International remittances – a portion of earnings that migrant workers send home - are often a financial lifeline to families, especially those living in developing nations. Africa is one of the world’s most important remittance markets, with about USD$77 billion flowing in annually out of a global total of US$666 billion, according to the World Bank. The International Monetary Fund further estimates that 45-65 percent of these transactions are informal, or cash payments.
The COVID-19 pandemic and the attendant closing of borders saw a rising need for alternative cross-border payment solutions. Although the World Bank predicted a steep decline in international remittances due to the crisis, mobile money-enabled remittances have seen little to no negative impact and have, in fact, been more resilient than other channels.

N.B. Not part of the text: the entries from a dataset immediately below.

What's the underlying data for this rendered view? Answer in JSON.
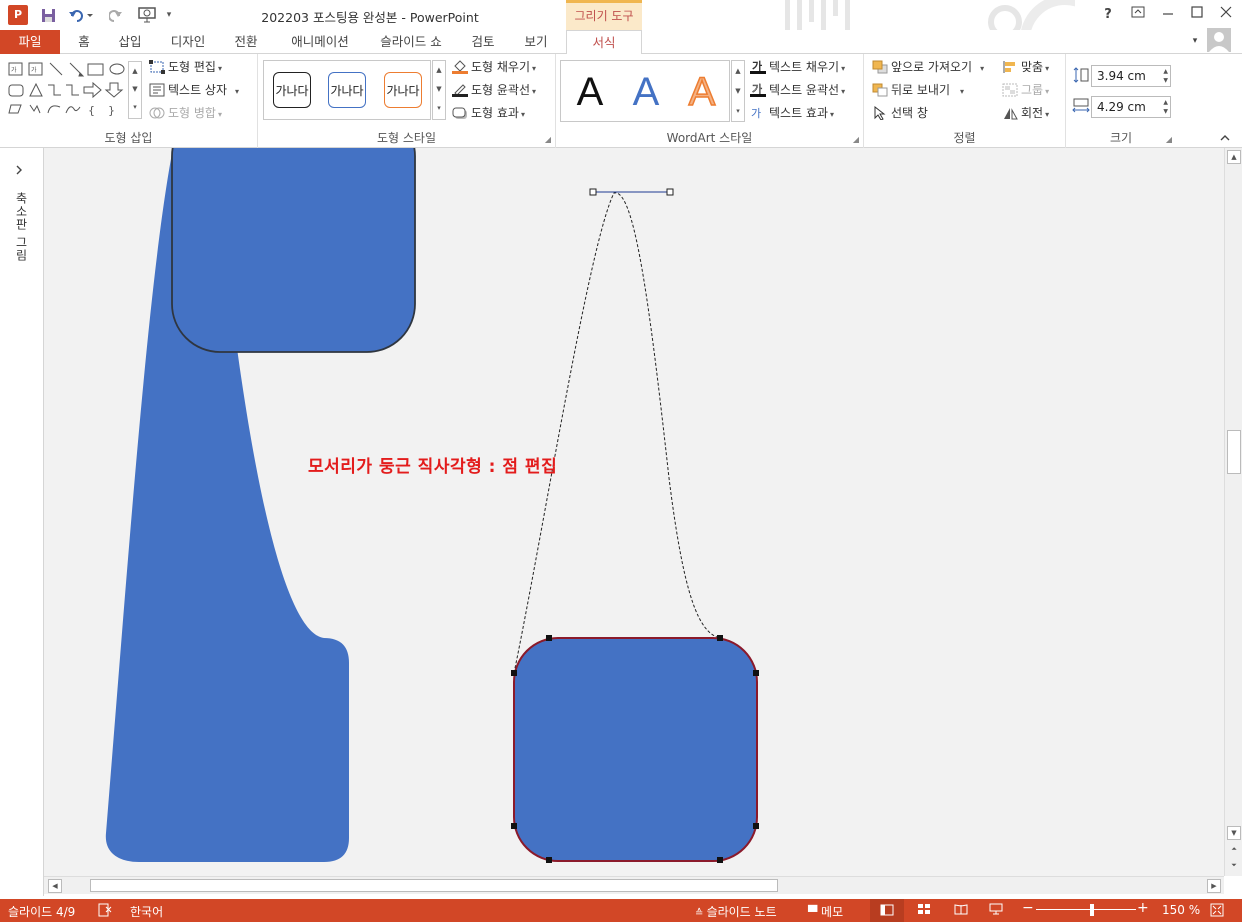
{
  "app": {
    "window_title": "202203 포스팅용 완성본 - PowerPoint",
    "contextual_tab_group": "그리기 도구",
    "help": "?"
  },
  "tabs": [
    "파일",
    "홈",
    "삽입",
    "디자인",
    "전환",
    "애니메이션",
    "슬라이드 쇼",
    "검토",
    "보기",
    "서식"
  ],
  "ribbon": {
    "insert_shapes": {
      "label": "도형 삽입",
      "edit_shape": "도형 편집",
      "text_box": "텍스트 상자",
      "merge_shapes": "도형 병합"
    },
    "shape_styles": {
      "label": "도형 스타일",
      "samples": [
        "가나다",
        "가나다",
        "가나다"
      ],
      "fill": "도형 채우기",
      "outline": "도형 윤곽선",
      "effects": "도형 효과"
    },
    "wordart": {
      "label": "WordArt 스타일",
      "samples": [
        "A",
        "A",
        "A"
      ],
      "text_fill": "텍스트 채우기",
      "text_outline": "텍스트 윤곽선",
      "text_effects": "텍스트 효과"
    },
    "arrange": {
      "label": "정렬",
      "bring_forward": "앞으로 가져오기",
      "send_backward": "뒤로 보내기",
      "selection_pane": "선택 창",
      "align": "맞춤",
      "group": "그룹",
      "rotate": "회전"
    },
    "size": {
      "label": "크기",
      "height": "3.94 cm",
      "width": "4.29 cm"
    }
  },
  "left_pane": {
    "label": "축소판 그림"
  },
  "slide": {
    "caption": "모서리가 둥근 직사각형 : 점 편집",
    "shape_fill": "#4472c4",
    "shape_outline_selected": "#8b1a2b"
  },
  "status": {
    "slide_position": "슬라이드 4/9",
    "language": "한국어",
    "notes": "슬라이드 노트",
    "comments": "메모",
    "zoom": "150 %"
  },
  "colors": {
    "accent": "#d24726",
    "caption_red": "#e31c1c"
  }
}
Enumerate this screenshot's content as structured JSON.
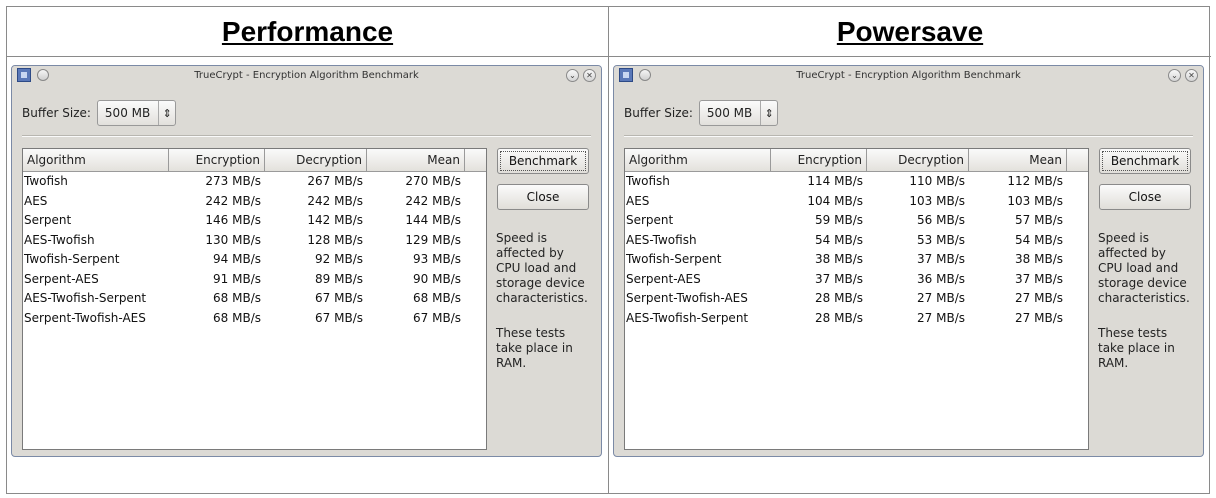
{
  "panels": [
    {
      "heading": "Performance",
      "window": {
        "title": "TrueCrypt - Encryption Algorithm Benchmark",
        "buffer_label": "Buffer Size:",
        "buffer_value": "500 MB",
        "columns": [
          "Algorithm",
          "Encryption",
          "Decryption",
          "Mean"
        ],
        "rows": [
          [
            "Twofish",
            "273 MB/s",
            "267 MB/s",
            "270 MB/s"
          ],
          [
            "AES",
            "242 MB/s",
            "242 MB/s",
            "242 MB/s"
          ],
          [
            "Serpent",
            "146 MB/s",
            "142 MB/s",
            "144 MB/s"
          ],
          [
            "AES-Twofish",
            "130 MB/s",
            "128 MB/s",
            "129 MB/s"
          ],
          [
            "Twofish-Serpent",
            "94 MB/s",
            "92 MB/s",
            "93 MB/s"
          ],
          [
            "Serpent-AES",
            "91 MB/s",
            "89 MB/s",
            "90 MB/s"
          ],
          [
            "AES-Twofish-Serpent",
            "68 MB/s",
            "67 MB/s",
            "68 MB/s"
          ],
          [
            "Serpent-Twofish-AES",
            "68 MB/s",
            "67 MB/s",
            "67 MB/s"
          ]
        ],
        "benchmark_label": "Benchmark",
        "close_label": "Close",
        "note1": "Speed is\naffected by\nCPU load and\nstorage device\ncharacteristics.",
        "note2": "These tests\ntake place in\nRAM."
      }
    },
    {
      "heading": "Powersave",
      "window": {
        "title": "TrueCrypt - Encryption Algorithm Benchmark",
        "buffer_label": "Buffer Size:",
        "buffer_value": "500 MB",
        "columns": [
          "Algorithm",
          "Encryption",
          "Decryption",
          "Mean"
        ],
        "rows": [
          [
            "Twofish",
            "114 MB/s",
            "110 MB/s",
            "112 MB/s"
          ],
          [
            "AES",
            "104 MB/s",
            "103 MB/s",
            "103 MB/s"
          ],
          [
            "Serpent",
            "59 MB/s",
            "56 MB/s",
            "57 MB/s"
          ],
          [
            "AES-Twofish",
            "54 MB/s",
            "53 MB/s",
            "54 MB/s"
          ],
          [
            "Twofish-Serpent",
            "38 MB/s",
            "37 MB/s",
            "38 MB/s"
          ],
          [
            "Serpent-AES",
            "37 MB/s",
            "36 MB/s",
            "37 MB/s"
          ],
          [
            "Serpent-Twofish-AES",
            "28 MB/s",
            "27 MB/s",
            "27 MB/s"
          ],
          [
            "AES-Twofish-Serpent",
            "28 MB/s",
            "27 MB/s",
            "27 MB/s"
          ]
        ],
        "benchmark_label": "Benchmark",
        "close_label": "Close",
        "note1": "Speed is\naffected by\nCPU load and\nstorage device\ncharacteristics.",
        "note2": "These tests\ntake place in\nRAM."
      }
    }
  ],
  "icons": {
    "app": "truecrypt-app-icon",
    "menu": "window-menu-circle-icon",
    "minimize": "minimize-chevron-icon",
    "close": "close-x-icon",
    "spinner": "spin-updown-icon"
  },
  "colors": {
    "window_bg": "#dcdad5",
    "list_bg": "#ffffff",
    "border": "#8a8a8a"
  }
}
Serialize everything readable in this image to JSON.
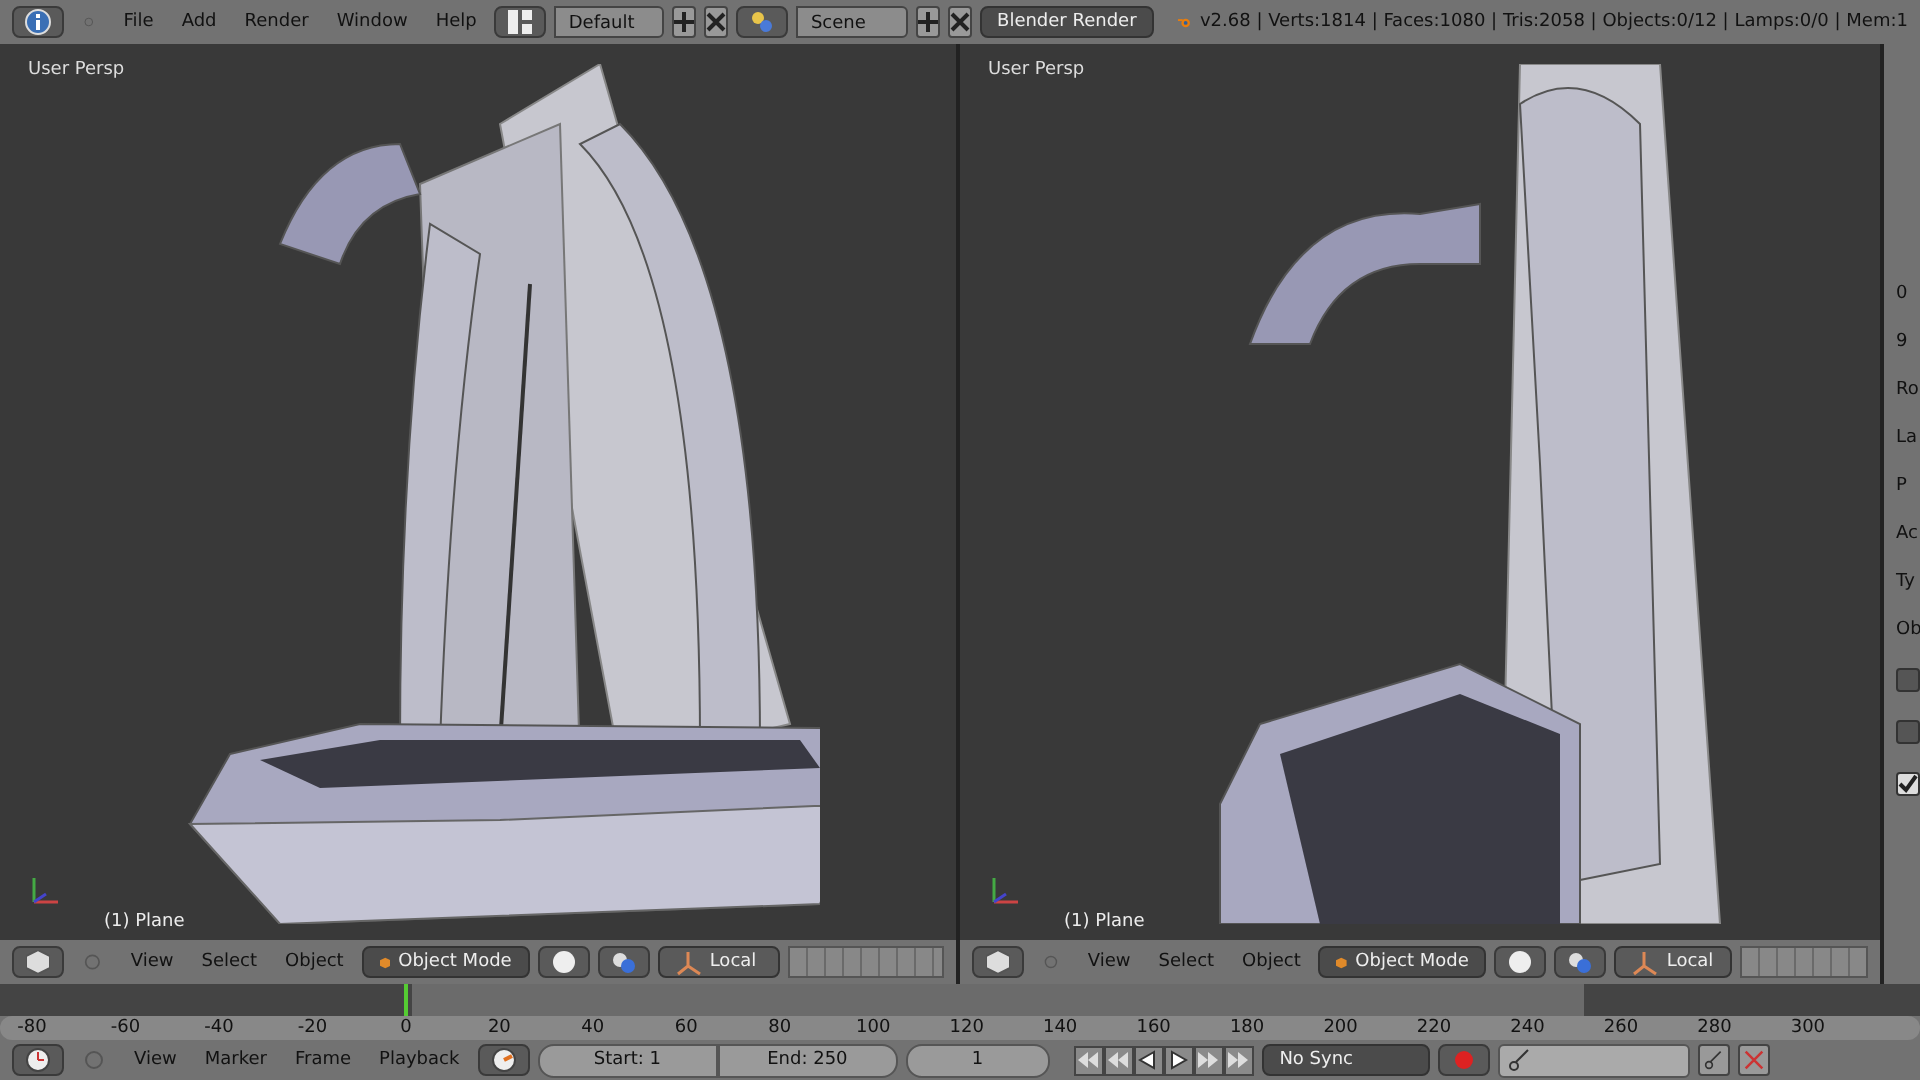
{
  "top_bar": {
    "menus": [
      "File",
      "Add",
      "Render",
      "Window",
      "Help"
    ],
    "layout": "Default",
    "scene": "Scene",
    "engine": "Blender Render",
    "stats": "v2.68 | Verts:1814 | Faces:1080 | Tris:2058 | Objects:0/12 | Lamps:0/0 | Mem:1"
  },
  "viewports": [
    {
      "kind": "front",
      "label": "User Persp",
      "object": "(1) Plane",
      "menus": [
        "View",
        "Select",
        "Object"
      ],
      "mode": "Object Mode",
      "orientation": "Local"
    },
    {
      "kind": "side",
      "label": "User Persp",
      "object": "(1) Plane",
      "menus": [
        "View",
        "Select",
        "Object"
      ],
      "mode": "Object Mode",
      "orientation": "Local"
    }
  ],
  "properties_panel": {
    "texts": [
      "0",
      "9",
      "Ro",
      "La",
      "P",
      "Ac",
      "Ty",
      "Ob"
    ],
    "checkboxes": [
      {
        "checked": false
      },
      {
        "checked": false
      },
      {
        "checked": true
      }
    ]
  },
  "timeline": {
    "ticks": [
      "-80",
      "-60",
      "-40",
      "-20",
      "0",
      "20",
      "40",
      "60",
      "80",
      "100",
      "120",
      "140",
      "160",
      "180",
      "200",
      "220",
      "240",
      "260",
      "280",
      "300"
    ],
    "playhead": {
      "level": 0.21
    },
    "menus": [
      "View",
      "Marker",
      "Frame",
      "Playback"
    ],
    "start": "Start: 1",
    "end": "End: 250",
    "frame": "1",
    "sync": "No Sync"
  }
}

According to a report by GSMA, international remittances sent and received through mobile money increased by 65 percent in 2020, with over USD$1 billion processed via mobile money each month – around 80 percent of which was in sub-Saharan Africa. This is largely due to the rising penetration of smartphones in Africa, which has 171 live mobile money services out of the global 310, lowering barriers for customers and paving the way for mobile money providers to add payment innovations to their offering.
Fintechs have become an integral part of the COVID-19 response in Africa. By partnering with local mobile network operators, banks and governments, they have served the needs of the most financially vulnerable by developing cashless cross-border P2P and P2M mobile payment solutions that provide households with a means to access vital funds. By reducing the need to handle cash, these innovations, such as Ukheshe’s cross-border transfer service boostXB, have allowed informal economies to continue to function, contributing to economic growth and development on the continent. The services enable migrant workers to make payments to families quickly, easily and affordably. Remittances are sent in real-time, which means that the money is available immediately, and customers can transact from anywhere at any time.
The shift to digital payments in a predominantly cash-based economy is connecting the people of Africa like never before and making financial freedom a reality for citizens who have historically been excluded from the formal financial sector.